Under the flagged floor of the engine room is an enormous cistern, with a holding capacity of one million gallons. Through the centre of this cistern is a wall made of soft brick through which the water filters.
Among the other apparatus forming a part of the station's equipment are the following: Two 6-circuit feeder boards, 12 circuit switch-boards for arc lighting, and the alternating switch-board, which contains 2 potential indicators, 4 current indicators, 2 double-pole transformers and a number of minor switches. An enormous quantity of "Clark" wire is used in and about this station, and lighting arresters are attached at all necessary points along these wires.
The station has a private fire-alarm box, the latest pattern of the Gamewell Company, by which, if necessary, an alarm can be rung in at the fire department. The fire protective arrangements of the station are perfect. Lines of hose are rolled up and conveniently within reach in dynamo room and on the upper floor respectively. These are connected with the pumps in the boiler room, and the latter direct with the city supply of water.
Mr. H. C. Patterson, the electrical and mechanical engineer of the Thomson-Houston Electric Company, is the gentleman who planned and superintended the erection of this model station.
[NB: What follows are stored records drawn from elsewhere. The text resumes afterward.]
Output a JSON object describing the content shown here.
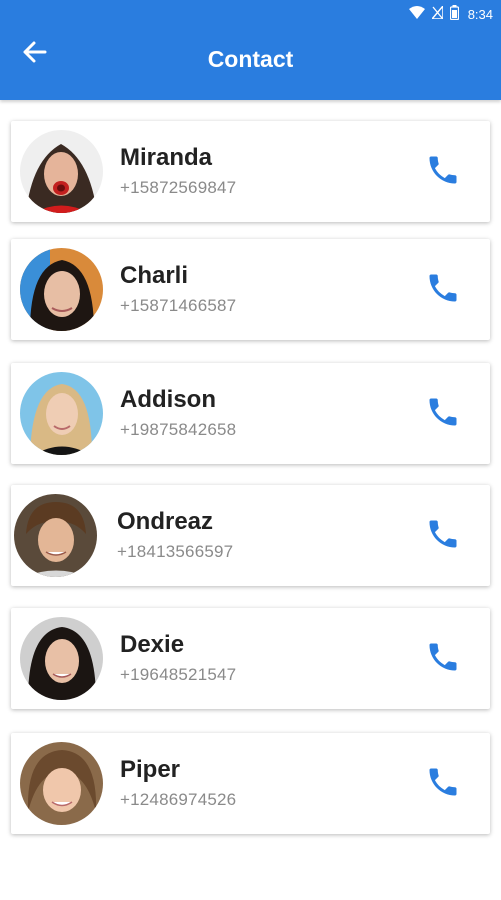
{
  "status_bar": {
    "time": "8:34",
    "icons": [
      "wifi-icon",
      "signal-icon",
      "battery-icon"
    ]
  },
  "app_bar": {
    "title": "Contact",
    "back_icon": "arrow-left-icon",
    "background_color": "#2a7ddf"
  },
  "contacts": [
    {
      "name": "Miranda",
      "phone": "+15872569847",
      "call_icon": "phone-icon"
    },
    {
      "name": "Charli",
      "phone": "+15871466587",
      "call_icon": "phone-icon"
    },
    {
      "name": "Addison",
      "phone": "+19875842658",
      "call_icon": "phone-icon"
    },
    {
      "name": "Ondreaz",
      "phone": "+18413566597",
      "call_icon": "phone-icon"
    },
    {
      "name": "Dexie",
      "phone": "+19648521547",
      "call_icon": "phone-icon"
    },
    {
      "name": "Piper",
      "phone": "+12486974526",
      "call_icon": "phone-icon"
    }
  ],
  "colors": {
    "accent": "#2a7ddf",
    "name_text": "#222222",
    "phone_text": "#8a8a8a"
  }
}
It is to him that the Cambridge Electric Light Company are indebted for the largest and most completely equipped station in New England.
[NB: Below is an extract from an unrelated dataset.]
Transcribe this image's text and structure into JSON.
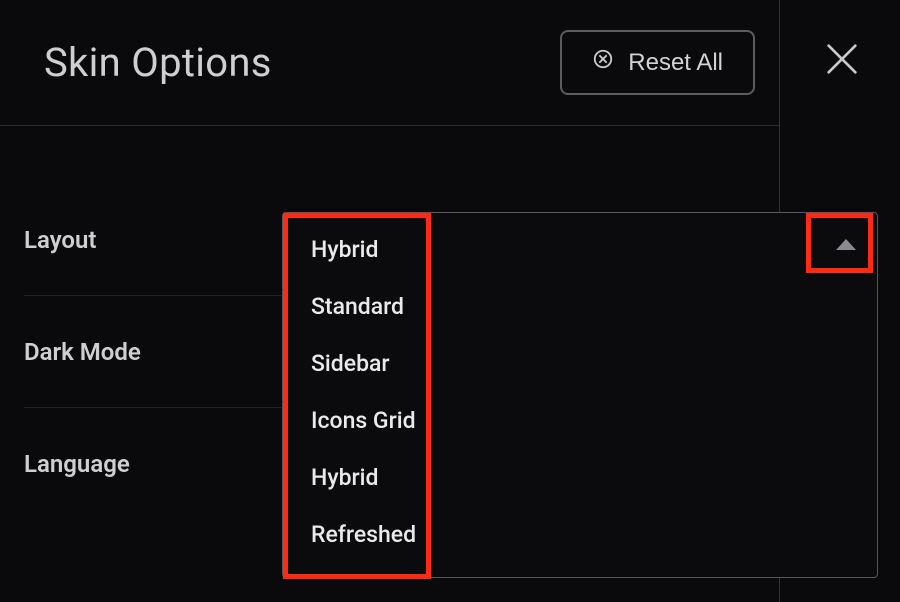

W. I. B.
|Keywords:||Cambridge Electric Light Company|
|Researcher notes:||It is possible that insulators embossed C.E.L. Co. could have been made for the Cambridge Electric Light Company.|
|Date completed:||July 18, 2009 by: Bob Stahr;|